Jafari, S.; Sohani, A.; Hoseinzadeh, S.; Pourfayaz, F. The 3E Optimal Location Assessment of Flat-Plate Solar Collectors for Domestic Applications in Iran. *Energies* **2022**, *15*, 3589.
https://doi.org/10.3390/en15103589

**AMA Style**

Jafari S, Sohani A, Hoseinzadeh S, Pourfayaz F. The 3E Optimal Location Assessment of Flat-Plate Solar Collectors for Domestic Applications in Iran. *Energies*. 2022; 15(10):3589.
https://doi.org/10.3390/en15103589

**Chicago/Turabian Style**

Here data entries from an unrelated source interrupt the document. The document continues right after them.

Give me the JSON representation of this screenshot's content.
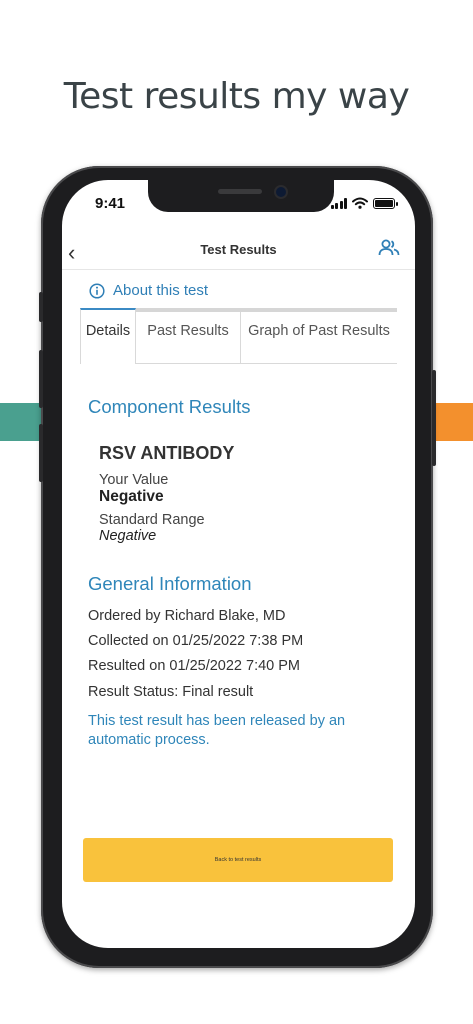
{
  "headline": "Test results my way",
  "colors": {
    "band_left": "#4aa08f",
    "band_right": "#f3902d",
    "accent": "#2f86b9",
    "button": "#f9c23c"
  },
  "status_bar": {
    "time": "9:41",
    "icons": [
      "signal-icon",
      "wifi-icon",
      "battery-icon"
    ]
  },
  "nav": {
    "back_icon": "chevron-left-icon",
    "title": "Test Results",
    "people_icon": "people-icon"
  },
  "about": {
    "icon": "info-icon",
    "label": "About this test"
  },
  "tabs": [
    {
      "label": "Details",
      "active": true
    },
    {
      "label": "Past Results",
      "active": false
    },
    {
      "label": "Graph of Past Results",
      "active": false
    }
  ],
  "component": {
    "heading": "Component Results",
    "name": "RSV ANTIBODY",
    "your_value_label": "Your Value",
    "your_value": "Negative",
    "standard_range_label": "Standard Range",
    "standard_range": "Negative"
  },
  "general": {
    "heading": "General Information",
    "ordered_by": "Ordered by Richard Blake, MD",
    "collected": "Collected on 01/25/2022 7:38 PM",
    "resulted": "Resulted on 01/25/2022 7:40 PM",
    "status": "Result Status: Final result",
    "release_note": "This test result has been released by an automatic process."
  },
  "back_button": {
    "label": "Back to test results"
  }
}
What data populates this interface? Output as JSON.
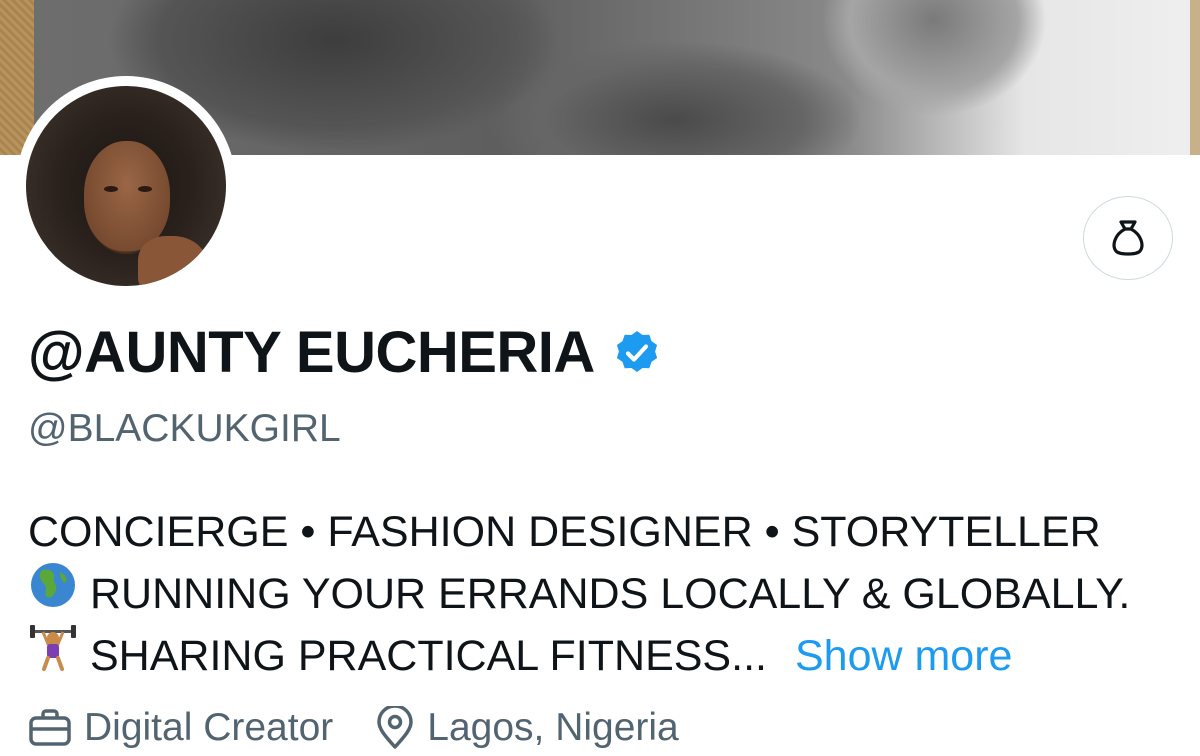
{
  "profile": {
    "display_name": "@AUNTY EUCHERIA",
    "handle": "@BLACKUKGIRL",
    "verified": true,
    "verified_color": "#1d9bf0"
  },
  "bio": {
    "line1": "CONCIERGE • FASHION DESIGNER • STORYTELLER",
    "line2_icon": "globe-emoji",
    "line2": "RUNNING YOUR ERRANDS LOCALLY & GLOBALLY.",
    "line3_icon": "weightlifter-emoji",
    "line3": "SHARING PRACTICAL FITNESS...",
    "show_more_label": "Show more"
  },
  "meta": {
    "category_icon": "briefcase-icon",
    "category": "Digital Creator",
    "location_icon": "location-pin-icon",
    "location": "Lagos, Nigeria"
  },
  "actions": {
    "gift_icon": "money-bag-icon"
  },
  "colors": {
    "link": "#1d9bf0",
    "secondary_text": "#536471",
    "primary_text": "#0f1419"
  }
}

Jafari, Sina, Ali Sohani, Siamak Hoseinzadeh, and Fathollah Pourfayaz. 2022. "The 3E Optimal Location Assessment of Flat-Plate Solar Collectors for Domestic Applications in Iran" *Energies* 15, no. 10: 3589.
https://doi.org/10.3390/en15103589